Hillary Rodham Clinton was clear Monday during a campaign stop about one quality she would expect from her nominees to the U.S. Supreme Court if she were to become president – an overhaul of the rapidly evolving campaign finance system that is giving extremely wealthy donors ever more say in presidential contests.
Her position was remarkable for a candidate positioned to shatter fundraising records and push the boundaries of campaign finance law further than any Democrat who has ever run for the White House.
"The Supreme Court made a grave error with Citizens United," Clinton said before a roomful of party activists in Mason City, Iowa. "I will do everything I can to appoint Supreme Court justices who protect the right to vote and do not protect the right of billionaires to buy elections."
Clinton has made rolling back the court's controversial 2010 campaign finance law decision – which enables corporations and unions to spend unlimited amounts to influence an election – a key pillar of her campaign. She talks about it frequently, lamenting the corrupting influence of big money in politics.
But lately her talk has been shifting in a way that significantly ratchets up her public opposition to the court's decision. Her call for a constitutional amendment to reverse it, something that is highly unlikely to happen because it would require a two-thirds vote in both houses of Congress and approval of three-quarters of the states, is giving way to talk of the type of Supreme Court justice she would appoint.
If elected president, she would probably have a chance to put new justices on the high court. Two of the justices in the 5-4 majority in Citizens United, Anthony M. Kennedy and Antonin Scalia, are 78 and 79, respectively.
The 2010 ruling held that advocacy groups had a 1st Amendment right to spend unlimited sums on political activity. The decision wiped out 60 years of campaign finance restrictions that Congress had passed in efforts to restrict the ability of large donors and interest groups to affect the political process. A series of follow-up decisions by lower courts have struck down other restrictions, making campaign spending effectively unlimited.
Candidates in both parties have quickly learned to compete under the new rules and take advantage of the many opportunities to bring in big-dollar donations. But among Democratic activists, the decision has been widely denounced as a prime example of tilting the political playing field toward the interests of the rich. Pledges to overturn Citizens United have become staples of Democratic campaign rhetoric.
Polls have indicated that campaign finance reform is a low priority for most voters, but has considerable salience among liberal Democrats. Some Democratic strategists also argue that the issue can have more impact with a broader swath of voters if it is presented as part of an overall push to reform the country's political process, which large numbers of Americans see as dysfunctional.

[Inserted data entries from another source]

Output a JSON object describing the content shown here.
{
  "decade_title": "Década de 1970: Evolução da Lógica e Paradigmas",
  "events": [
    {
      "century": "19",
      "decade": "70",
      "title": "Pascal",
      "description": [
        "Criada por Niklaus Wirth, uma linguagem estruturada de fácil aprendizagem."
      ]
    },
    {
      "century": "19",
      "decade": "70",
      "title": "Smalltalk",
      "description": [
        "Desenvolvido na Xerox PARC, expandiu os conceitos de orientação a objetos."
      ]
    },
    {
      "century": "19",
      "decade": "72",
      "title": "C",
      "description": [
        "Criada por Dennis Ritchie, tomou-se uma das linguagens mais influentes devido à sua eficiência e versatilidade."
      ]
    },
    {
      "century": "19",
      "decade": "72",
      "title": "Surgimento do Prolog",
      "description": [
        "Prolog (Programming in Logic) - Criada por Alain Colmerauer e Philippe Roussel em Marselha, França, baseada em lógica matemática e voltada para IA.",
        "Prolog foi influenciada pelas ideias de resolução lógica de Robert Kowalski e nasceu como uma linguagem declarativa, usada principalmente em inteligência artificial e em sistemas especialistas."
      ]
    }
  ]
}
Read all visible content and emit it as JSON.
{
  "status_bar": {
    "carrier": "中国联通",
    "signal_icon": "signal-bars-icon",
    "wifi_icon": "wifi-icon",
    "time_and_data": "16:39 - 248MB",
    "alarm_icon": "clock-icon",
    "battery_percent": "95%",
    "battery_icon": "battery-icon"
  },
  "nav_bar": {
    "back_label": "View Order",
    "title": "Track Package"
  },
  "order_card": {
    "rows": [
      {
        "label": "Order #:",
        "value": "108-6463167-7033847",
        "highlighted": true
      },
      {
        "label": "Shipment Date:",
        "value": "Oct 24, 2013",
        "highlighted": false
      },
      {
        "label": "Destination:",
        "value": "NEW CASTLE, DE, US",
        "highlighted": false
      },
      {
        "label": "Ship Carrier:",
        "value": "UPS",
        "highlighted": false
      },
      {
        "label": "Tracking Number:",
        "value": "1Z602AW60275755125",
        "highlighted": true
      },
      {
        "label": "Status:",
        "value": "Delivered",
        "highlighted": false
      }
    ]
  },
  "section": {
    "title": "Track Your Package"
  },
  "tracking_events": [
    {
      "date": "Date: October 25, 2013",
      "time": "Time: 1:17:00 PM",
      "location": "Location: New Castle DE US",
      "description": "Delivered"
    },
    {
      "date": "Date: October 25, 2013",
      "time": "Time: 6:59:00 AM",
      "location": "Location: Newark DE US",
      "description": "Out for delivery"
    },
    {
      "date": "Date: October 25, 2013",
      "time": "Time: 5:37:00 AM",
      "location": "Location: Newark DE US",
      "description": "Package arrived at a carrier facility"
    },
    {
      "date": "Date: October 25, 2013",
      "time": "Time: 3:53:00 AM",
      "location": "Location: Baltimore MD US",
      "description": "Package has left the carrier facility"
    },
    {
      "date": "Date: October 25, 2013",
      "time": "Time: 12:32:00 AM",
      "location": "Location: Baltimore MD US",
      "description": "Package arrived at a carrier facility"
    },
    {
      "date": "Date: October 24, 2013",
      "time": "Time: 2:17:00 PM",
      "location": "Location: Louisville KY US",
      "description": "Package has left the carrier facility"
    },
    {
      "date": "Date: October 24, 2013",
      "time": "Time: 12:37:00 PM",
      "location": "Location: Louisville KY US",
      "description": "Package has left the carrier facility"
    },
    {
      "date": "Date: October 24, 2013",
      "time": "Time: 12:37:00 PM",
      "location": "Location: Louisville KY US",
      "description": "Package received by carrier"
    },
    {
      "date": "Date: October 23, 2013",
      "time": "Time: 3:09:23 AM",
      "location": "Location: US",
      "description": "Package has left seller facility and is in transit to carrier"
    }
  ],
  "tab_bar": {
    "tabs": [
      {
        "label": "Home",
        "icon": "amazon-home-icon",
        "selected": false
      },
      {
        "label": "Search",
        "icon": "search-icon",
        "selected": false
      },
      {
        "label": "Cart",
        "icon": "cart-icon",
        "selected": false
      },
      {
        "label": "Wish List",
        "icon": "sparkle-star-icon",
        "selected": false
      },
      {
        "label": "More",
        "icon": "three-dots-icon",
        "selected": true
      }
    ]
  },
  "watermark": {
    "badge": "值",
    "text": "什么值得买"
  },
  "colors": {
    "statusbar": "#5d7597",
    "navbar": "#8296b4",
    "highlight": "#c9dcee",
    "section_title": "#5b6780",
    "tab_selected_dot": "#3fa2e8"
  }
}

Campaign finance reform groups remain wary of Clinton's activism on the issue. Some question her commitment at a time she is actively seeking to exploit the very loopholes she claims are corroding democracy. The candidate has told donors that she will actively be raising money for the Priorities USA Action "super PAC," a group that is using lax campaign finance law enforcement to raise unlimited donations. In 2012, campaigns avoided any similar coordination with such groups. Priorities USA is seeking to raise $200 million to $300 million, most of which is expected to come from very wealthy donors.
Democrats counter that Clinton is caught up in a campaign cash arms race that the GOP has escalated. Jeb Bush, who has yet to formally announce his candidacy, began coordinating with his super PAC to raise millions of dollars for an eventual run for office before Clinton made her move.
Clinton says rolling back Citizens United is more than a talking point for her. She went into detail during her campaign stop Monday, telling a group of 60 or so supporters gathered in a living room that she has been talking to legal experts, and that they are split on whether anything can be done short of a reversal by the court or a constitutional amendment. She said that while some experts believe Congress could pass legislation to restore some of the old rules, that is not the thinking of retired Supreme Court Justice John Paul Stevens, who was on the court when the case was argued and sided with the minority.
Halper reported from Mason City and Lauter from Washington.